In John Goodman’s latest book, Priceless: Curing the Healthcare Crisis, he describes “ideal health insurance.” One of the characteristics of such insurance is that it is owned by the individual, not his employer. This is something which the current tax code effectively prohibits. As a result, employers contract on an annual basis with health plans to buy group insurance for their employees.

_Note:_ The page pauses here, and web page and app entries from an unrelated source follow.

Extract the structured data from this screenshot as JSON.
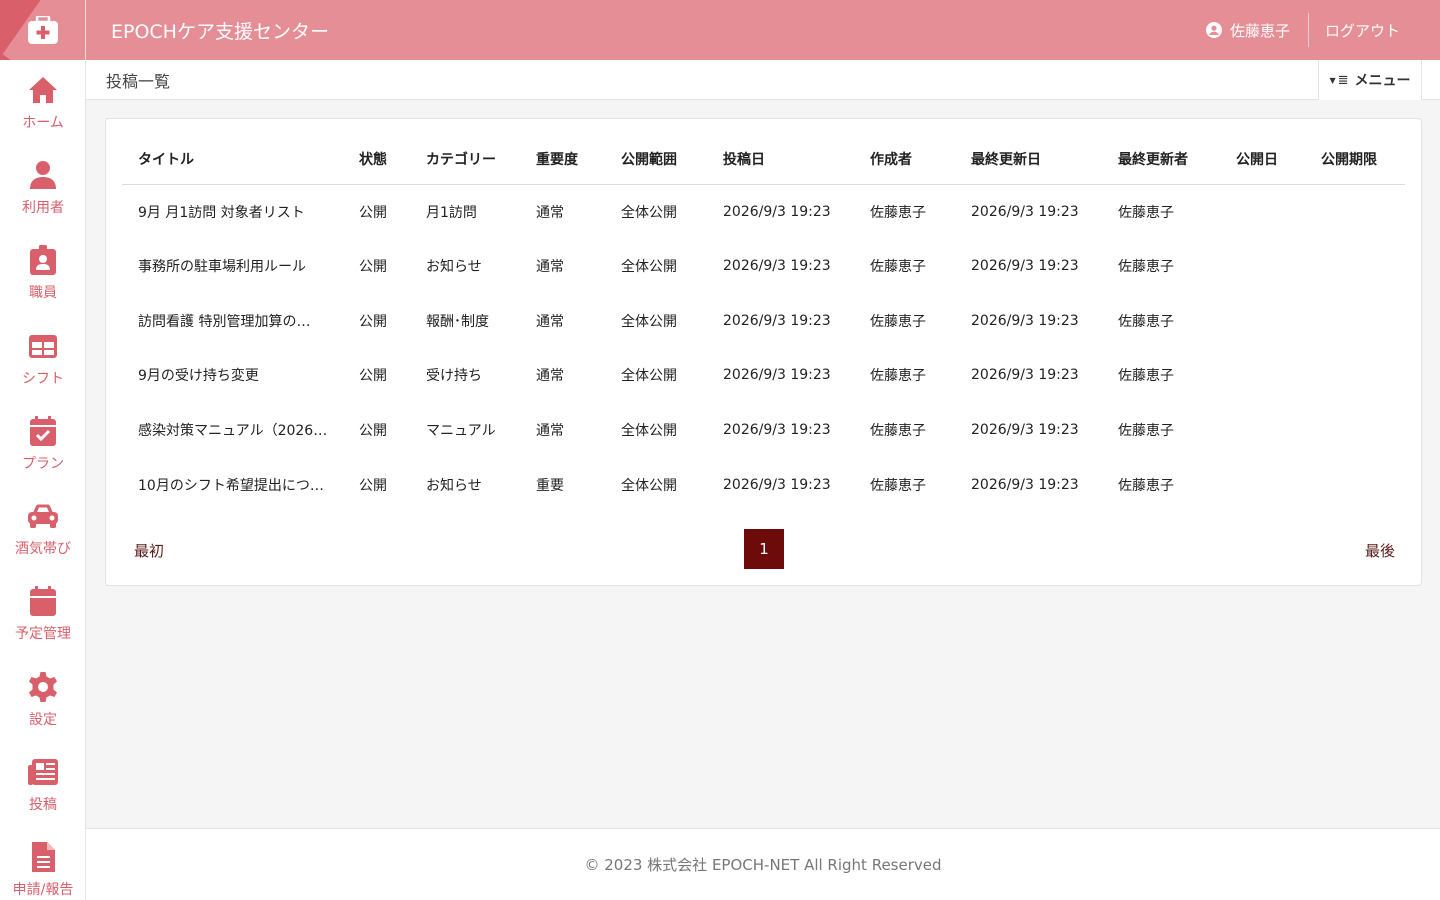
{
  "app": {
    "title": "EPOCHケア支援センター"
  },
  "user": {
    "name": "佐藤恵子",
    "logout_label": "ログアウト"
  },
  "page": {
    "title": "投稿一覧",
    "menu_label": "メニュー"
  },
  "sidebar": {
    "items": [
      {
        "label": "ホーム",
        "icon": "home-icon"
      },
      {
        "label": "利用者",
        "icon": "user-icon"
      },
      {
        "label": "職員",
        "icon": "badge-icon"
      },
      {
        "label": "シフト",
        "icon": "table-icon"
      },
      {
        "label": "プラン",
        "icon": "calendar-check-icon"
      },
      {
        "label": "酒気帯び",
        "icon": "car-icon"
      },
      {
        "label": "予定管理",
        "icon": "calendar-icon"
      },
      {
        "label": "設定",
        "icon": "gear-icon"
      },
      {
        "label": "投稿",
        "icon": "newspaper-icon"
      },
      {
        "label": "申請/報告",
        "icon": "document-icon"
      }
    ]
  },
  "table": {
    "headers": [
      "タイトル",
      "状態",
      "カテゴリー",
      "重要度",
      "公開範囲",
      "投稿日",
      "作成者",
      "最終更新日",
      "最終更新者",
      "公開日",
      "公開期限"
    ],
    "rows": [
      [
        "9月 月1訪問 対象者リスト",
        "公開",
        "月1訪問",
        "通常",
        "全体公開",
        "2026/9/3 19:23",
        "佐藤恵子",
        "2026/9/3 19:23",
        "佐藤恵子",
        "",
        ""
      ],
      [
        "事務所の駐車場利用ルール",
        "公開",
        "お知らせ",
        "通常",
        "全体公開",
        "2026/9/3 19:23",
        "佐藤恵子",
        "2026/9/3 19:23",
        "佐藤恵子",
        "",
        ""
      ],
      [
        "訪問看護 特別管理加算の…",
        "公開",
        "報酬･制度",
        "通常",
        "全体公開",
        "2026/9/3 19:23",
        "佐藤恵子",
        "2026/9/3 19:23",
        "佐藤恵子",
        "",
        ""
      ],
      [
        "9月の受け持ち変更",
        "公開",
        "受け持ち",
        "通常",
        "全体公開",
        "2026/9/3 19:23",
        "佐藤恵子",
        "2026/9/3 19:23",
        "佐藤恵子",
        "",
        ""
      ],
      [
        "感染対策マニュアル（2026…",
        "公開",
        "マニュアル",
        "通常",
        "全体公開",
        "2026/9/3 19:23",
        "佐藤恵子",
        "2026/9/3 19:23",
        "佐藤恵子",
        "",
        ""
      ],
      [
        "10月のシフト希望提出につ…",
        "公開",
        "お知らせ",
        "重要",
        "全体公開",
        "2026/9/3 19:23",
        "佐藤恵子",
        "2026/9/3 19:23",
        "佐藤恵子",
        "",
        ""
      ]
    ]
  },
  "pager": {
    "first_label": "最初",
    "current_page": "1",
    "last_label": "最後"
  },
  "footer": {
    "copyright": "© 2023 株式会社 EPOCH-NET All Right Reserved"
  },
  "colors": {
    "brand": "#d9606b",
    "header": "#e68e96",
    "pager_active": "#6d0a0a"
  }
}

We usually discuss this government failure in the context of its harm to beneficiaries — that we are trapped in health plans of our employers’ choice, and laws designed to prevent us from falling through the cracks if we lose their jobs or choose self-employment are inadequate. In a market unburdened by this government failure, people would choose to buy guaranteed-renewable health insurance, like we buy life insurance today. Nobody would buy a 20-year term life-insurance policy if the insurer was able to re-price the premiums according to future annual changes in the policy-holder’s health status.

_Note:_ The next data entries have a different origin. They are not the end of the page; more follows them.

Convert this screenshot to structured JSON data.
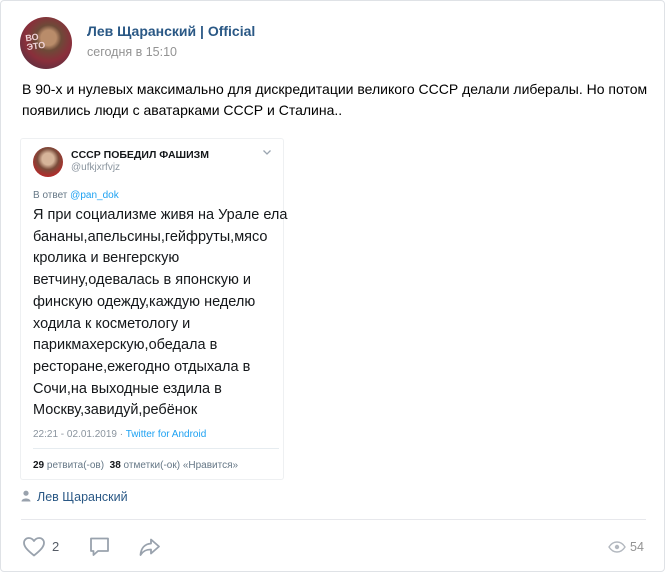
{
  "post": {
    "author": "Лев Щаранский | Official",
    "time": "сегодня в 15:10",
    "text": "В 90-х и нулевых максимально для дискредитации великого СССР делали либералы. Но потом появились люди с аватарками СССР и Сталина..",
    "signature": "Лев Щаранский"
  },
  "tweet": {
    "display_name": "СССР ПОБЕДИЛ ФАШИЗМ",
    "handle": "@ufkjxrfvjz",
    "reply_prefix": "В ответ",
    "reply_handle": "@pan_dok",
    "body_lines": [
      "Я при социализме живя на Урале ела",
      "бананы,апельсины,гейфруты,мясо",
      "кролика и венгерскую",
      "ветчину,одевалась в японскую и",
      "финскую  одежду,каждую неделю",
      "ходила к косметологу и",
      "парикмахерскую,обедала в",
      "ресторане,ежегодно отдыхала в",
      "Сочи,на выходные ездила в",
      "Москву,завидуй,ребёнок"
    ],
    "timestamp": "22:21 - 02.01.2019 ·",
    "source": "Twitter for Android",
    "retweets_count": "29",
    "retweets_label": "ретвита(-ов)",
    "likes_count": "38",
    "likes_label": "отметки(-ок) «Нравится»"
  },
  "actions": {
    "likes": "2",
    "views": "54"
  },
  "colors": {
    "link": "#2a5885",
    "muted": "#939393",
    "twitter_blue": "#1da1f2",
    "icon": "#99a2ad"
  },
  "icons": [
    "heart-icon",
    "comment-icon",
    "share-icon",
    "eye-icon",
    "person-icon",
    "chevron-down-icon"
  ]
}
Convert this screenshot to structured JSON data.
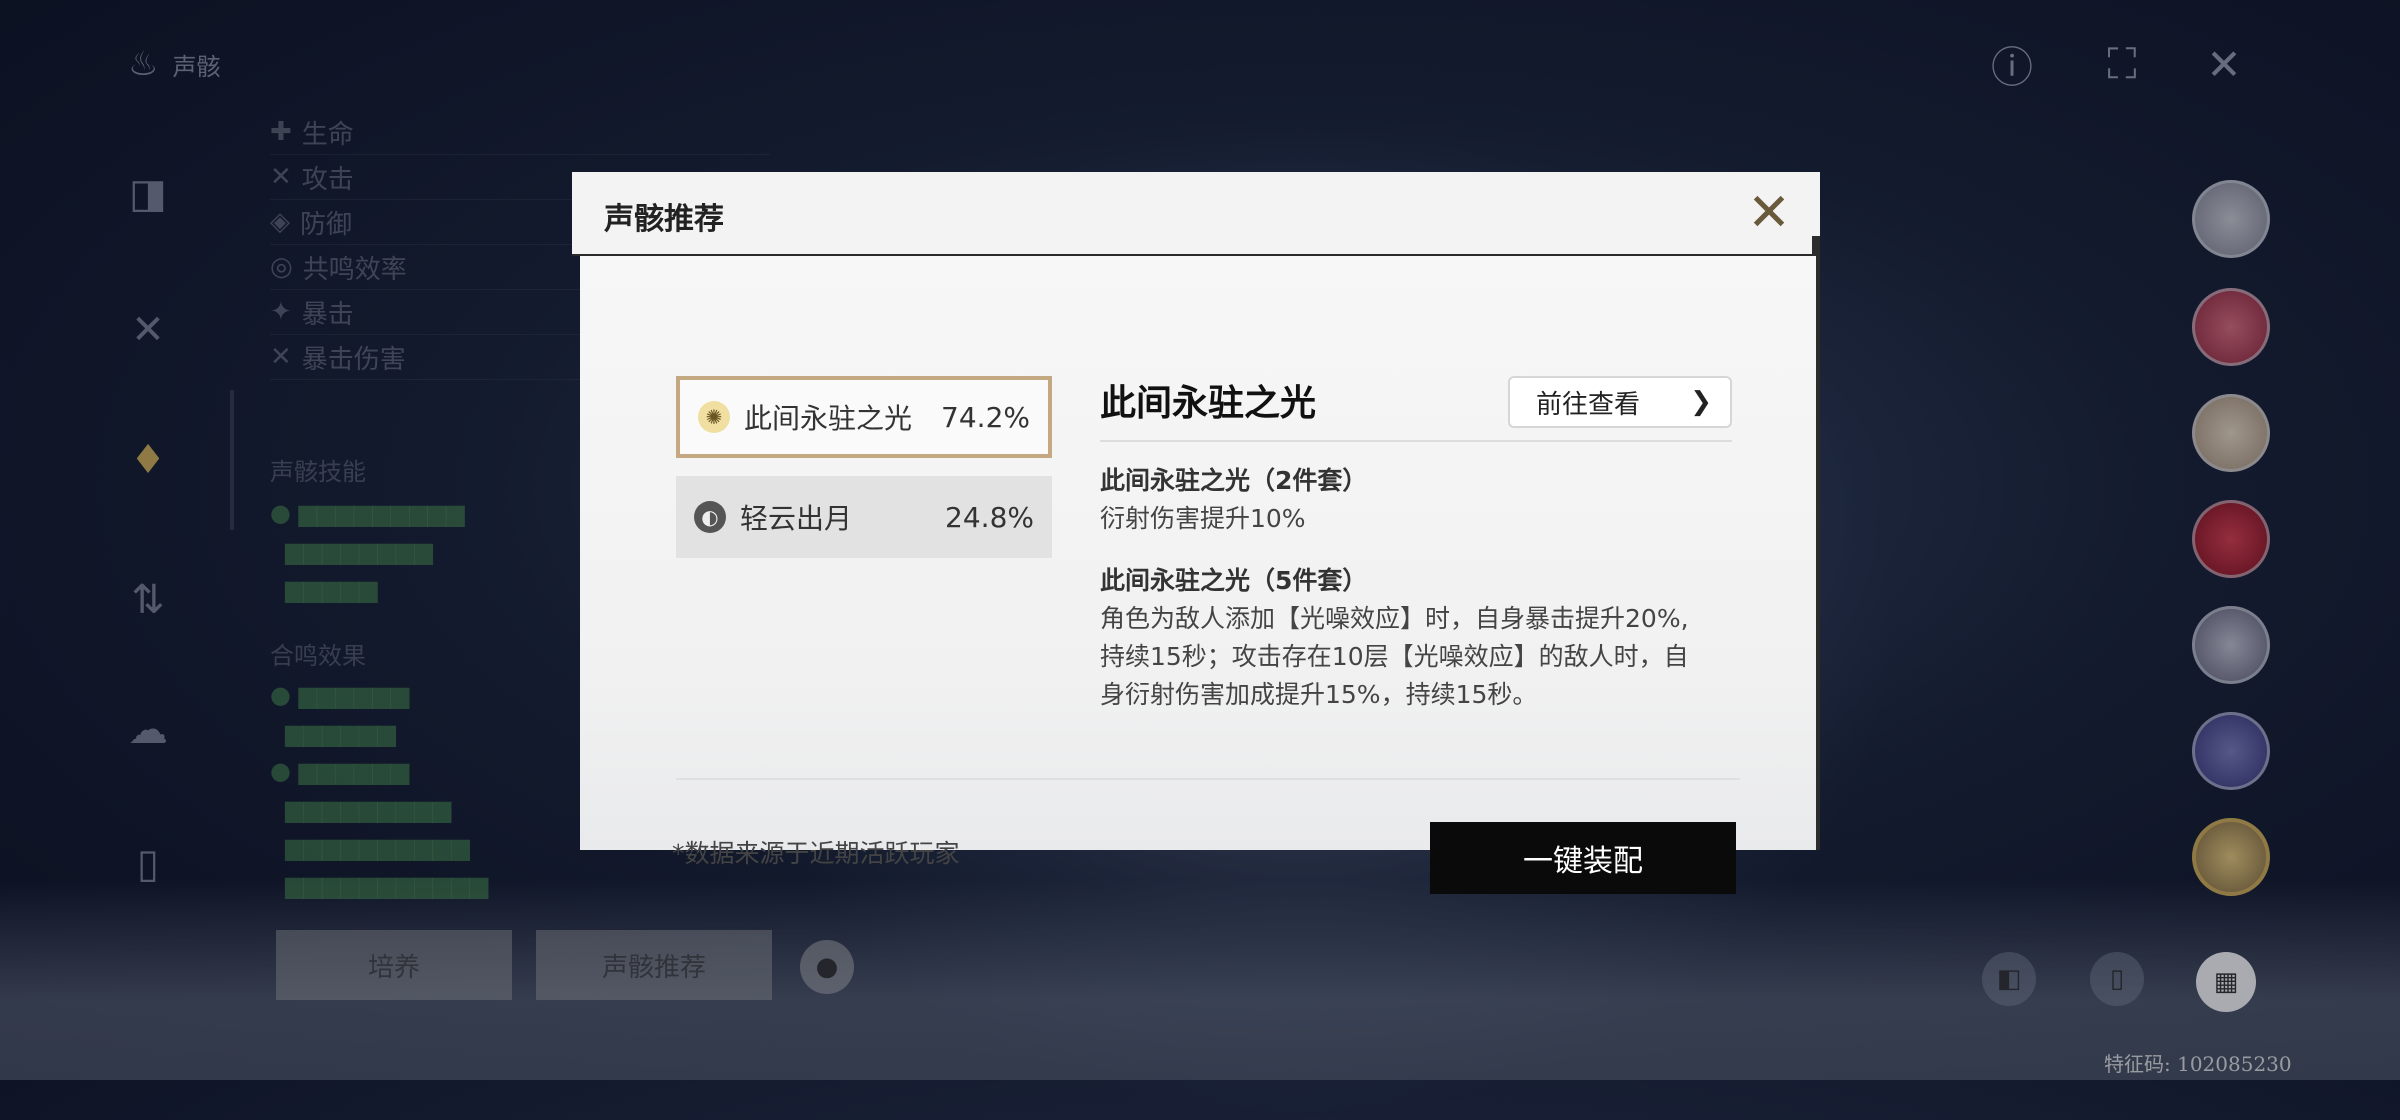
{
  "background": {
    "rail_top_label": "声骸",
    "stats_rows": [
      "生命",
      "攻击",
      "防御",
      "共鸣效率",
      "暴击",
      "暴击伤害"
    ],
    "effects_heading": "声骸技能",
    "set_heading": "合鸣效果",
    "bottom_buttons": [
      "培养",
      "声骸推荐"
    ],
    "uid": "特征码: 102085230"
  },
  "dialog": {
    "title": "声骸推荐",
    "sets": [
      {
        "name": "此间永驻之光",
        "percent": "74.2%",
        "icon": "sun-icon",
        "active": true
      },
      {
        "name": "轻云出月",
        "percent": "24.8%",
        "icon": "moon-icon",
        "active": false
      }
    ],
    "selected_title": "此间永驻之光",
    "goto_label": "前往查看",
    "bonus2_heading": "此间永驻之光（2件套）",
    "bonus2_text": "衍射伤害提升10%",
    "bonus5_heading": "此间永驻之光（5件套）",
    "bonus5_line1": "角色为敌人添加【光噪效应】时，自身暴击提升20%,",
    "bonus5_line2": "持续15秒；攻击存在10层【光噪效应】的敌人时，自",
    "bonus5_line3": "身衍射伤害加成提升15%，持续15秒。",
    "note": "*数据来源于近期活跃玩家",
    "equip_label": "一键装配"
  },
  "colors": {
    "active_border": "#c4a882",
    "equip_button": "#0a0a0a",
    "avatar_selected": "#d8b35a"
  }
}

There is also a more dynamic harm caused by the government’s flawed design of health insurance: It impedes medical innovation. Here is a video of an interview with David Pyott, CEO of Allergan, discussing his company’s decision to sell its lap-band technology, after having failed to secure its adoption by third-party payers.
Pyott makes the case that lap-band surgery has a huge payback in reducing the costs of morbid obesity, especially dramatically reducing the risk of Type II diabetes. And yet, insurers declined to pay for the technology. At an average cost of $21,000, lap-band surgery’s costs are paid back within 2.3 years, according to Pyott’s analysis. However, the average beneficiary in a commercial health plan is enrolled for less than three years. Assuming the average patient who would benefit from lap-band surgery is indicated for it halfway through his tenure at a job, the lap-band surgery does not pass insurers’ hurdles.
If individually owned, guaranteed-renewable health insurance were the norm, health plans would take a life-cycle approach to the costs and benefits of innovative new technology, increasing the likelihood of their adoption.
Unfortunately, even when medical-technology executives identify this flaw, they accept it as the natural state. I’ve never heard a CEO of an innovative medical-technology company call for reforming health insurance along the lines advocated by this blog. Their failure to do so ensures that their innovations will continue to fail to meet their market potential.